▶ _Task_:
Every entry below is to be copied exactly, with nothing omitted.

Excerpts from a dataset:
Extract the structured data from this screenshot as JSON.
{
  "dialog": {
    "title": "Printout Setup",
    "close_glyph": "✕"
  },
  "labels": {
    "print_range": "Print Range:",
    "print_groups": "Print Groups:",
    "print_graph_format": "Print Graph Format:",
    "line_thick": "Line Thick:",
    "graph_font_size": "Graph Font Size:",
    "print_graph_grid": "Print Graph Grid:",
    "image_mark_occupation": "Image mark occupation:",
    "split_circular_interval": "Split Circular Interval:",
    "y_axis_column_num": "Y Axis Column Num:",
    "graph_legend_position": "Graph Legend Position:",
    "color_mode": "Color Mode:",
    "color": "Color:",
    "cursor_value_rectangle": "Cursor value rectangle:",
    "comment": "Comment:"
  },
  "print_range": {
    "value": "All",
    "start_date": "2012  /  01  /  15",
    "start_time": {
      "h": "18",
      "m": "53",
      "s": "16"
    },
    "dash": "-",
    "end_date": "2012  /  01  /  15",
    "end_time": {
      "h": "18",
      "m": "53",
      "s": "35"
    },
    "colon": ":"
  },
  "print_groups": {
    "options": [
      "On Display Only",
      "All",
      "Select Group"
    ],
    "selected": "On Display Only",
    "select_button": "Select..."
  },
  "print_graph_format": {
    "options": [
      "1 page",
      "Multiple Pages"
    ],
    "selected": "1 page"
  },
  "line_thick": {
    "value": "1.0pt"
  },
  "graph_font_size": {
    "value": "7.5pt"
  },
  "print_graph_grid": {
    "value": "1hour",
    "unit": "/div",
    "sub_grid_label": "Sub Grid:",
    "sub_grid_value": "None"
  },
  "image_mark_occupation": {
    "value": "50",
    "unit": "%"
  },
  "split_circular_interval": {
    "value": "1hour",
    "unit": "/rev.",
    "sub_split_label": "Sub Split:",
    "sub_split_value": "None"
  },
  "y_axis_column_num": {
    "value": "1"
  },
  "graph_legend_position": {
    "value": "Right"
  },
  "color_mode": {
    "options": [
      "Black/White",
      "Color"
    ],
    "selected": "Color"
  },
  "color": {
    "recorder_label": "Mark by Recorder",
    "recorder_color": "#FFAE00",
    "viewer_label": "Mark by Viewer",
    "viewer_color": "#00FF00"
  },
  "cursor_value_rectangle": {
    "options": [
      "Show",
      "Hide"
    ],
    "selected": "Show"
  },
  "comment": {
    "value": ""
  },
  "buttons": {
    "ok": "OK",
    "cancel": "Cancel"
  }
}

▶ _Answer area_:
Extract the structured data from this screenshot as JSON.
{
  "dialog": {
    "title": "Printout Setup",
    "close_glyph": "✕"
  },
  "labels": {
    "print_range": "Print Range:",
    "print_groups": "Print Groups:",
    "print_graph_format": "Print Graph Format:",
    "line_thick": "Line Thick:",
    "graph_font_size": "Graph Font Size:",
    "print_graph_grid": "Print Graph Grid:",
    "image_mark_occupation": "Image mark occupation:",
    "split_circular_interval": "Split Circular Interval:",
    "y_axis_column_num": "Y Axis Column Num:",
    "graph_legend_position": "Graph Legend Position:",
    "color_mode": "Color Mode:",
    "color": "Color:",
    "cursor_value_rectangle": "Cursor value rectangle:",
    "comment": "Comment:"
  },
  "print_range": {
    "value": "All",
    "start_date": "2012  /  01  /  15",
    "start_time": {
      "h": "18",
      "m": "53",
      "s": "16"
    },
    "dash": "-",
    "end_date": "2012  /  01  /  15",
    "end_time": {
      "h": "18",
      "m": "53",
      "s": "35"
    },
    "colon": ":"
  },
  "print_groups": {
    "options": [
      "On Display Only",
      "All",
      "Select Group"
    ],
    "selected": "On Display Only",
    "select_button": "Select..."
  },
  "print_graph_format": {
    "options": [
      "1 page",
      "Multiple Pages"
    ],
    "selected": "1 page"
  },
  "line_thick": {
    "value": "1.0pt"
  },
  "graph_font_size": {
    "value": "7.5pt"
  },
  "print_graph_grid": {
    "value": "1hour",
    "unit": "/div",
    "sub_grid_label": "Sub Grid:",
    "sub_grid_value": "None"
  },
  "image_mark_occupation": {
    "value": "50",
    "unit": "%"
  },
  "split_circular_interval": {
    "value": "1hour",
    "unit": "/rev.",
    "sub_split_label": "Sub Split:",
    "sub_split_value": "None"
  },
  "y_axis_column_num": {
    "value": "1"
  },
  "graph_legend_position": {
    "value": "Right"
  },
  "color_mode": {
    "options": [
      "Black/White",
      "Color"
    ],
    "selected": "Color"
  },
  "color": {
    "recorder_label": "Mark by Recorder",
    "recorder_color": "#FFAE00",
    "viewer_label": "Mark by Viewer",
    "viewer_color": "#00FF00"
  },
  "cursor_value_rectangle": {
    "options": [
      "Show",
      "Hide"
    ],
    "selected": "Show"
  },
  "comment": {
    "value": ""
  },
  "buttons": {
    "ok": "OK",
    "cancel": "Cancel"
  }
}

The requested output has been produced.